Work task: Within the listing that follows, how many lines contain the word "博士生导师"? Only the number is wanted.
━━━ Data listing ━━━
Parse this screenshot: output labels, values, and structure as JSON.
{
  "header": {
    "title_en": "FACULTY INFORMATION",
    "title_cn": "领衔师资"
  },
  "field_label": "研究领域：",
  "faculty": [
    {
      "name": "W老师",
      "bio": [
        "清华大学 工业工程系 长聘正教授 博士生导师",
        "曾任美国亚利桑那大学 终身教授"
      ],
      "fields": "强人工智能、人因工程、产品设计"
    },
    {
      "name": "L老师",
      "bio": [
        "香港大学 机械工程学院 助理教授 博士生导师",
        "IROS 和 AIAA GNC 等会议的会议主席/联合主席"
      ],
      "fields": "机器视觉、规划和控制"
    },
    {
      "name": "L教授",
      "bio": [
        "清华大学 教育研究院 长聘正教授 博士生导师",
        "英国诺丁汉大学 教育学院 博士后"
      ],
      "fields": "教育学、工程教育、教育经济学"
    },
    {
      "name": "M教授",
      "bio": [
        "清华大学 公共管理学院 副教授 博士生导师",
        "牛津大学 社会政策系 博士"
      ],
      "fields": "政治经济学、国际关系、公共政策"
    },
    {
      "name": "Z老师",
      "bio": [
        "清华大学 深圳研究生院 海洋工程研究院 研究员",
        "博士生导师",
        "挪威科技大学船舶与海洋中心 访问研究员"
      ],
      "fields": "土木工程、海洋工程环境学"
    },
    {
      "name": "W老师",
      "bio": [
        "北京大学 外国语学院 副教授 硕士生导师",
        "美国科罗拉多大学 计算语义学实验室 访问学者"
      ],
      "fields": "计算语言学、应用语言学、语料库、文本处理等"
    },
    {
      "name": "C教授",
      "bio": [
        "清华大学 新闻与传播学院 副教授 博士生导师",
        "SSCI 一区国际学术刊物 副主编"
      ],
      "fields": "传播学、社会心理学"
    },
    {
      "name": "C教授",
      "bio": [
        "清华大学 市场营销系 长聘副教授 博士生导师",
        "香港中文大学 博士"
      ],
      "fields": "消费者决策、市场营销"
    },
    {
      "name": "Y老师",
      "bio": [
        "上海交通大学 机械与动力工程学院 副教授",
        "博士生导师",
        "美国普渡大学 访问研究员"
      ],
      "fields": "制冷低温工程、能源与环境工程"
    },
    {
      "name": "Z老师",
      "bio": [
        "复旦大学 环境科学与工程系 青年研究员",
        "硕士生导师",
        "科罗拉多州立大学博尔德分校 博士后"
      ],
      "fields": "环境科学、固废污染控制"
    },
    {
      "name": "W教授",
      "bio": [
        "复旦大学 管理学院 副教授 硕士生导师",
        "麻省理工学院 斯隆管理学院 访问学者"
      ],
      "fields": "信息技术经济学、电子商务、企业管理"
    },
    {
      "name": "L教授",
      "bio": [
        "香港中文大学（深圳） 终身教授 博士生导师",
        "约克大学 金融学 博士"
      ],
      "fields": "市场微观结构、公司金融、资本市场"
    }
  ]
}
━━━
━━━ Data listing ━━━
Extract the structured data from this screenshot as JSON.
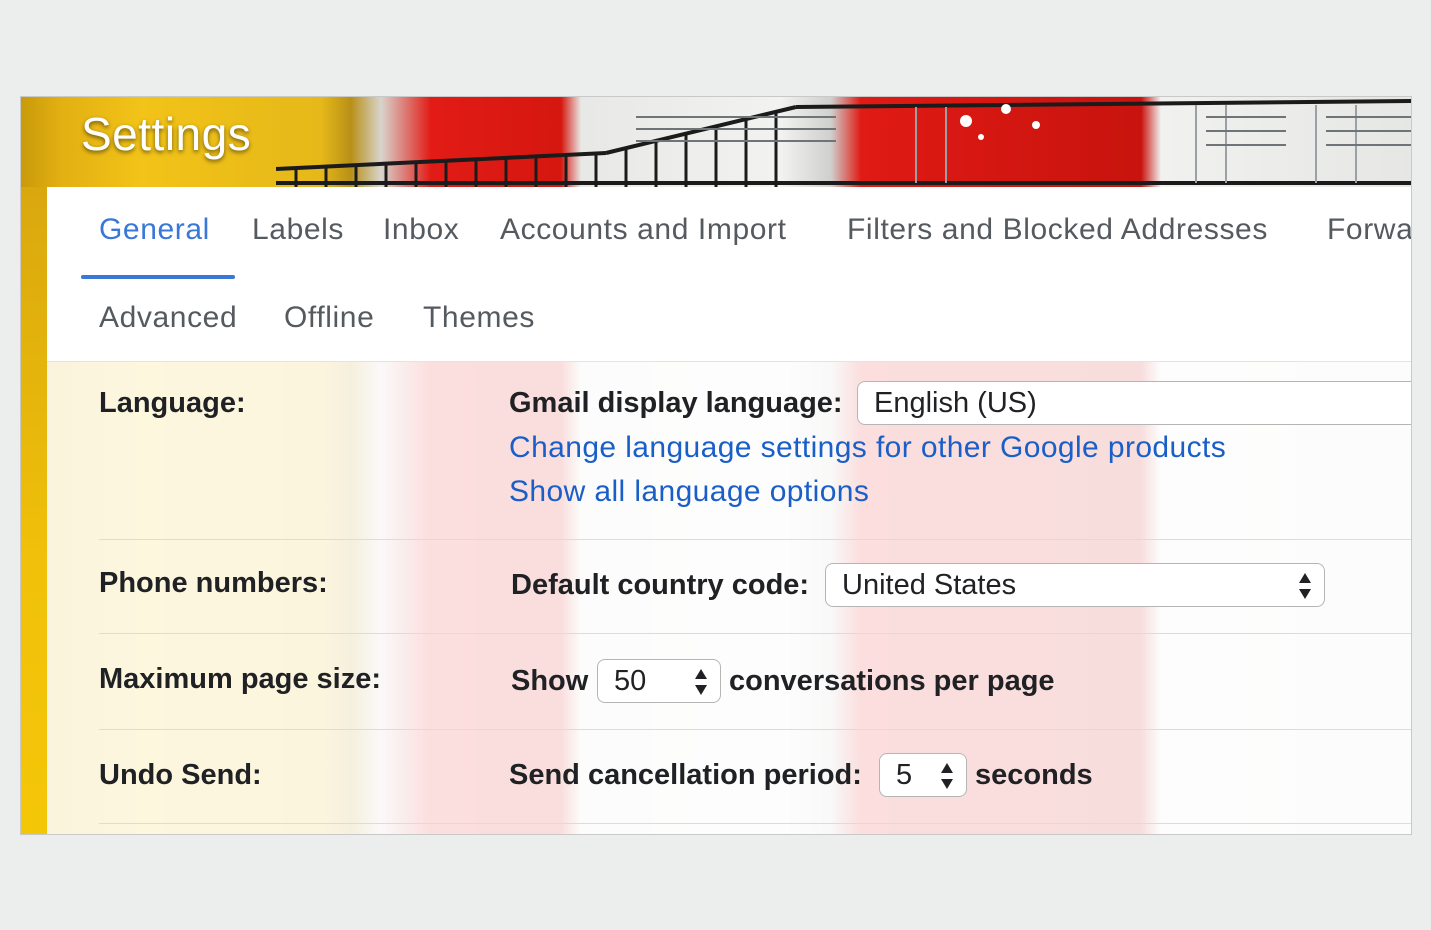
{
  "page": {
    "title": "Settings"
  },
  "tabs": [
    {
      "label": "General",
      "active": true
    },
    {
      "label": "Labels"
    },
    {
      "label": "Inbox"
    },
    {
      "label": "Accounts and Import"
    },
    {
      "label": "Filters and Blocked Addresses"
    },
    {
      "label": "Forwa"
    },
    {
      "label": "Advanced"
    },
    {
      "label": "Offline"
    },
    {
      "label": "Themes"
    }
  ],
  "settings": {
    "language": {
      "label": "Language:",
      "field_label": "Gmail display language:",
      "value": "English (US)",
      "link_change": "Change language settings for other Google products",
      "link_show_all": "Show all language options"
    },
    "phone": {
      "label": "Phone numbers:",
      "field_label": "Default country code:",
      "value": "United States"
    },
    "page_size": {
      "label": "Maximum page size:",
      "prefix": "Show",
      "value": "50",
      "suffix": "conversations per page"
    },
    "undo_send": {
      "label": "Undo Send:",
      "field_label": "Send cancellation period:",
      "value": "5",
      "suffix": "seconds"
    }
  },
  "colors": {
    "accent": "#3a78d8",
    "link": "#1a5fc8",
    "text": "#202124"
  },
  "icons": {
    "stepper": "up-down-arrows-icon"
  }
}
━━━
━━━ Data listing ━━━
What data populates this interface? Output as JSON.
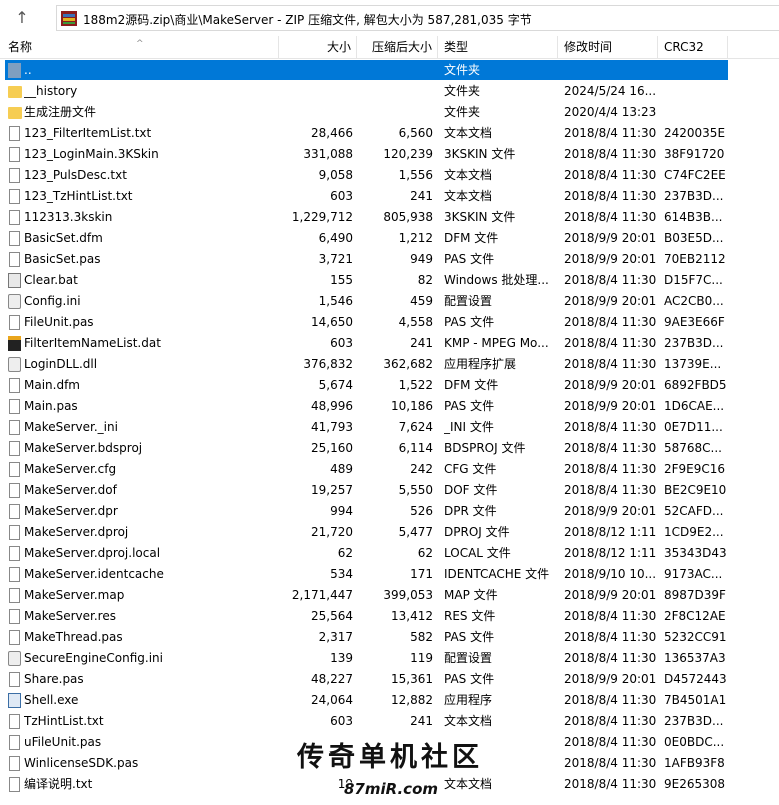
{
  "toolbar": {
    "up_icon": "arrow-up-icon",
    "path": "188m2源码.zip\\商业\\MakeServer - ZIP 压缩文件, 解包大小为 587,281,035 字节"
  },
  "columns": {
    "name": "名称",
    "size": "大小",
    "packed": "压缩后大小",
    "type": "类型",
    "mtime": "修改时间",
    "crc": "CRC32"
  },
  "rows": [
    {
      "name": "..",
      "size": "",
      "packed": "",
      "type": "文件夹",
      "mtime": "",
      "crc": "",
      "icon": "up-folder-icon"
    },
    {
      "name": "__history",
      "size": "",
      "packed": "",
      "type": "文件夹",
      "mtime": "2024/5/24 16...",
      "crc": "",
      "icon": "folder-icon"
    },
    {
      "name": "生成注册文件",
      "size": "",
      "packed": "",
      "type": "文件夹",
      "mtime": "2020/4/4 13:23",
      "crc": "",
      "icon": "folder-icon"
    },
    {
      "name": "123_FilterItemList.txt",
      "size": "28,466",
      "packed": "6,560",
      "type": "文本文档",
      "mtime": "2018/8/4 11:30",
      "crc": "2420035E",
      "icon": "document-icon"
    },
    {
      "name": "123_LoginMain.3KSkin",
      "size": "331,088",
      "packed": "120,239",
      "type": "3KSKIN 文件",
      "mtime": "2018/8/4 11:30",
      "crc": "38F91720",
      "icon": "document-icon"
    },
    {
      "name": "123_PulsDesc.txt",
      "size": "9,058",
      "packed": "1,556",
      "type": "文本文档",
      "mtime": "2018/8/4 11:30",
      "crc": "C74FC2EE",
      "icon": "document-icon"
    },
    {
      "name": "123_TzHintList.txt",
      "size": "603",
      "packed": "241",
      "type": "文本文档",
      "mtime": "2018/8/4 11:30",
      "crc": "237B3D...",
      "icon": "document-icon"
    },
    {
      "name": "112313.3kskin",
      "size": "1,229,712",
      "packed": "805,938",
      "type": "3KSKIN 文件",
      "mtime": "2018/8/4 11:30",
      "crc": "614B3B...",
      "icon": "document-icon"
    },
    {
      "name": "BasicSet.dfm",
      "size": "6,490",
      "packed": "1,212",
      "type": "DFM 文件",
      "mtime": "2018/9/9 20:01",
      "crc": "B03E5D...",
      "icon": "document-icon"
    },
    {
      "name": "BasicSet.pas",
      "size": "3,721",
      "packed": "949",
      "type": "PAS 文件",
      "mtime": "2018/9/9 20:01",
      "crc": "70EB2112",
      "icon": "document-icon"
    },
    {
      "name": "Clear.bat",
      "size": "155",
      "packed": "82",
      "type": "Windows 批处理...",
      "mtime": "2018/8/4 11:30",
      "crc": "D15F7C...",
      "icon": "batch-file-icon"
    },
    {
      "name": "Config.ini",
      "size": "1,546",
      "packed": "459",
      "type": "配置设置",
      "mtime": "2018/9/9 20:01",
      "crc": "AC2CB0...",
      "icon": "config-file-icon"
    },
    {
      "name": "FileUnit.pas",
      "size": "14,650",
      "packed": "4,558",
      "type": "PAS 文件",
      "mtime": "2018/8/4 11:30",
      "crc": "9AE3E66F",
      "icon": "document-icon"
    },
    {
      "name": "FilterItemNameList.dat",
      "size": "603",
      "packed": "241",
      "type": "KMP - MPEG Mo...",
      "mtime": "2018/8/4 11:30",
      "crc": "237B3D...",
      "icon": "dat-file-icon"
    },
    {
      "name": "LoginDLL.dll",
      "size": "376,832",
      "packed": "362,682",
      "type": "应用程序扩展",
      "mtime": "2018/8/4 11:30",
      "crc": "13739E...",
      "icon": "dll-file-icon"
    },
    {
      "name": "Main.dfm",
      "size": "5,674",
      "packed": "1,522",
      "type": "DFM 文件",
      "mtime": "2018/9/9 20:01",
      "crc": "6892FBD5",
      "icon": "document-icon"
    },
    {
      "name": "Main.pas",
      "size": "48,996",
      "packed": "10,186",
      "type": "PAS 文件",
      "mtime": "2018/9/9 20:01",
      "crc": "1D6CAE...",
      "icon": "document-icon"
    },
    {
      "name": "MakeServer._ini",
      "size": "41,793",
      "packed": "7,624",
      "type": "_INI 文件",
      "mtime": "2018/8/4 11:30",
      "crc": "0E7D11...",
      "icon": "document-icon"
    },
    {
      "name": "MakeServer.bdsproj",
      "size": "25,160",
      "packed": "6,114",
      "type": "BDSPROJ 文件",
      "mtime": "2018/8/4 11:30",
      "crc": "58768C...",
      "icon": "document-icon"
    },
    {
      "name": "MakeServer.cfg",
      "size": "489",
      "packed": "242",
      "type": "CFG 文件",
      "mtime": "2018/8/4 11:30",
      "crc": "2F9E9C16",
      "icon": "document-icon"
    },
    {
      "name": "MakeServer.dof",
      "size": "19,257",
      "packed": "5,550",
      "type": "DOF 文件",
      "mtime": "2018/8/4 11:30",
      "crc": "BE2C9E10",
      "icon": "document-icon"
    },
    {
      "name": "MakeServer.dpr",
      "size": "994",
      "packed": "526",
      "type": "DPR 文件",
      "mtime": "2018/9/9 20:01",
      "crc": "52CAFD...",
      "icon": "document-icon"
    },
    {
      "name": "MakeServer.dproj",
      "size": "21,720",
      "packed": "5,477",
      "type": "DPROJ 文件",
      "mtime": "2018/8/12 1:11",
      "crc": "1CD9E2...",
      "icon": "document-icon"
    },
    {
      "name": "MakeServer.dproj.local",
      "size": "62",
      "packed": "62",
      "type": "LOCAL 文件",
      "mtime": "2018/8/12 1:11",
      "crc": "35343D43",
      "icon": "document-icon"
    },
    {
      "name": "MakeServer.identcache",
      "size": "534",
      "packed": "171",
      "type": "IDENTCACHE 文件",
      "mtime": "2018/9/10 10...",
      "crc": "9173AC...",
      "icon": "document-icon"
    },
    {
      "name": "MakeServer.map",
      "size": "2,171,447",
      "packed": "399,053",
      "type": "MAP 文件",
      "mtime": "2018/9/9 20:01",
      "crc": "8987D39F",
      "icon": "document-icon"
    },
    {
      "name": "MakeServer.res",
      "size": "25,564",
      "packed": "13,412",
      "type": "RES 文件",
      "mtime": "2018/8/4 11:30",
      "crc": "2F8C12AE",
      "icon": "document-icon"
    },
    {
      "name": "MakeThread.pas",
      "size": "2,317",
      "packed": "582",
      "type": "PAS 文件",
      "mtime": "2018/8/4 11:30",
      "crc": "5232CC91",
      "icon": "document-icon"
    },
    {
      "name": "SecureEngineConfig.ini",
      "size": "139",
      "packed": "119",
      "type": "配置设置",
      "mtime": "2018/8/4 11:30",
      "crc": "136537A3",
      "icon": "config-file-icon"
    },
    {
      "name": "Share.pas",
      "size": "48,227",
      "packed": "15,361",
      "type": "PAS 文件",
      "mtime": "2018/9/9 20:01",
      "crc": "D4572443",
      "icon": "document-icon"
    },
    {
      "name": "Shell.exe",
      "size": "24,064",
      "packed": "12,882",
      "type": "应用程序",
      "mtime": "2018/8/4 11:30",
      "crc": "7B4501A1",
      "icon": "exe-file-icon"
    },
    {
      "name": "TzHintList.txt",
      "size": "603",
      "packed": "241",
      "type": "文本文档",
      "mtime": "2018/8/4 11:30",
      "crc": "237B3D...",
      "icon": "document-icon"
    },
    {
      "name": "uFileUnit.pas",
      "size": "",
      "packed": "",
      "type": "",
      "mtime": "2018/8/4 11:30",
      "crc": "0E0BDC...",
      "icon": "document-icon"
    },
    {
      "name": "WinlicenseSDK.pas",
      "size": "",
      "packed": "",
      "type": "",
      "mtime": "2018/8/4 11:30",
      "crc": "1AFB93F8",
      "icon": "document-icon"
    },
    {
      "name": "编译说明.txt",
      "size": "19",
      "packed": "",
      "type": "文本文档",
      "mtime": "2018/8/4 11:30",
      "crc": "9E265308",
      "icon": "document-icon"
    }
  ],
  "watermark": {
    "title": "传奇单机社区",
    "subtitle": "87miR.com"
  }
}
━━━
Your solution: 9